In how many lines of the listing below does the word "JSON" occur? Say only the number.

(Beginning of Records shown)

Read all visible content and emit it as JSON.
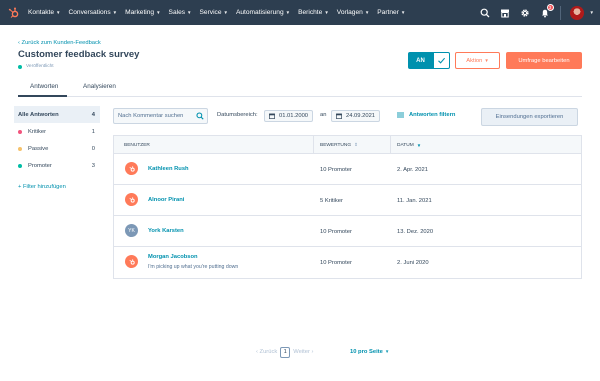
{
  "nav": {
    "items": [
      {
        "label": "Kontakte"
      },
      {
        "label": "Conversations"
      },
      {
        "label": "Marketing"
      },
      {
        "label": "Sales"
      },
      {
        "label": "Service"
      },
      {
        "label": "Automatisierung"
      },
      {
        "label": "Berichte"
      },
      {
        "label": "Vorlagen"
      },
      {
        "label": "Partner"
      }
    ],
    "notification_count": "3",
    "brand_color": "#ff7a59",
    "bar_color": "#2d3e50"
  },
  "header": {
    "back_link": "Zurück zum Kunden-Feedback",
    "title": "Customer feedback survey",
    "status": "Veröffentlicht",
    "toggle_label": "AN",
    "action_button": "Aktion",
    "edit_button": "Umfrage bearbeiten"
  },
  "tabs": [
    {
      "label": "Antworten",
      "active": true
    },
    {
      "label": "Analysieren",
      "active": false
    }
  ],
  "sidebar": {
    "items": [
      {
        "label": "Alle Antworten",
        "count": "4",
        "color": "",
        "active": true
      },
      {
        "label": "Kritiker",
        "count": "1",
        "color": "#f2547d",
        "active": false
      },
      {
        "label": "Passive",
        "count": "0",
        "color": "#f5c26b",
        "active": false
      },
      {
        "label": "Promoter",
        "count": "3",
        "color": "#00bda5",
        "active": false
      }
    ],
    "add_filter": "Filter hinzufügen"
  },
  "toolbar": {
    "search_placeholder": "Nach Kommentar suchen",
    "date_range_label": "Datumsbereich:",
    "date_from": "01.01.2000",
    "date_between": "an",
    "date_to": "24.09.2021",
    "filter_link": "Antworten filtern",
    "export_button": "Einsendungen exportieren"
  },
  "table": {
    "columns": [
      "BENUTZER",
      "BEWERTUNG",
      "DATUM"
    ],
    "rows": [
      {
        "avatar": "hubspot-icon",
        "initials": "",
        "name": "Kathleen Rush",
        "comment": "",
        "rating": "10 Promoter",
        "date": "2. Apr. 2021"
      },
      {
        "avatar": "hubspot-icon",
        "initials": "",
        "name": "Alnoor Pirani",
        "comment": "",
        "rating": "5 Kritiker",
        "date": "11. Jan. 2021"
      },
      {
        "avatar": "initials",
        "initials": "YK",
        "name": "York Karsten",
        "comment": "",
        "rating": "10 Promoter",
        "date": "13. Dez. 2020"
      },
      {
        "avatar": "hubspot-icon",
        "initials": "",
        "name": "Morgan Jacobson",
        "comment": "I'm picking up what you're putting down",
        "rating": "10 Promoter",
        "date": "2. Juni 2020"
      }
    ]
  },
  "pagination": {
    "prev": "Zurück",
    "page": "1",
    "next": "Weiter",
    "per_page": "10 pro Seite"
  }
}
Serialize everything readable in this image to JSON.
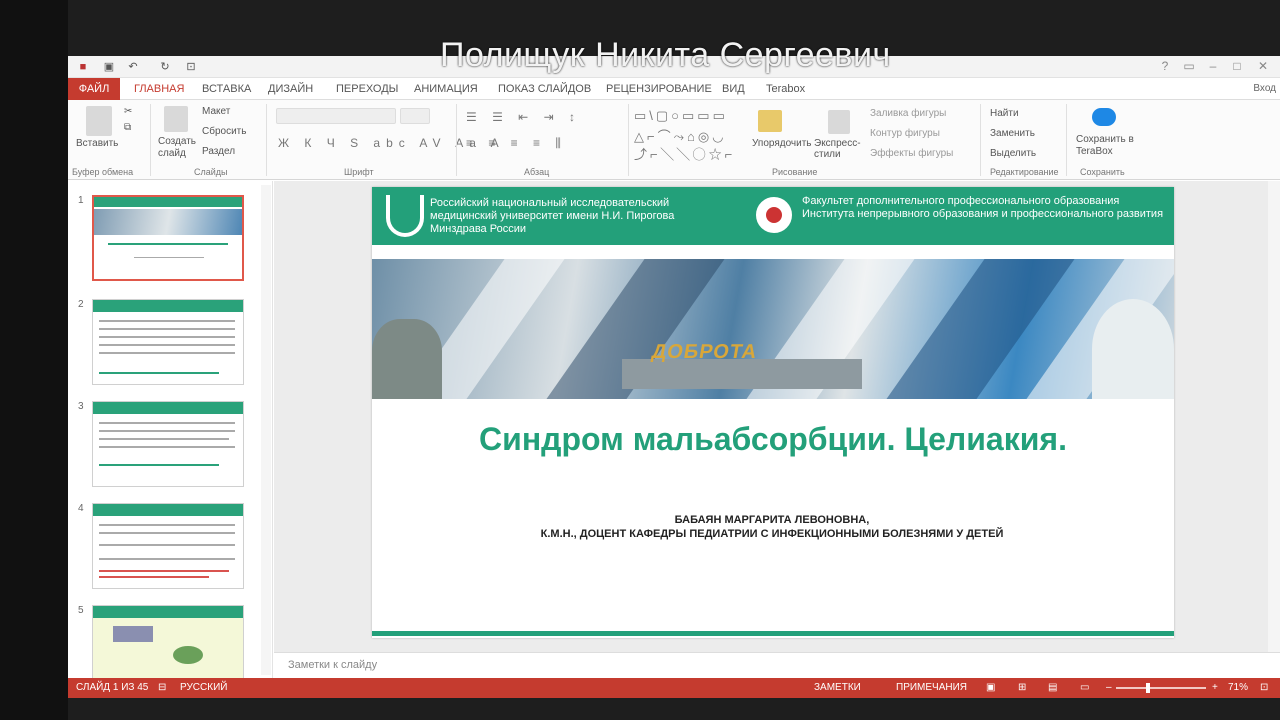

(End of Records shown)

Answer:
2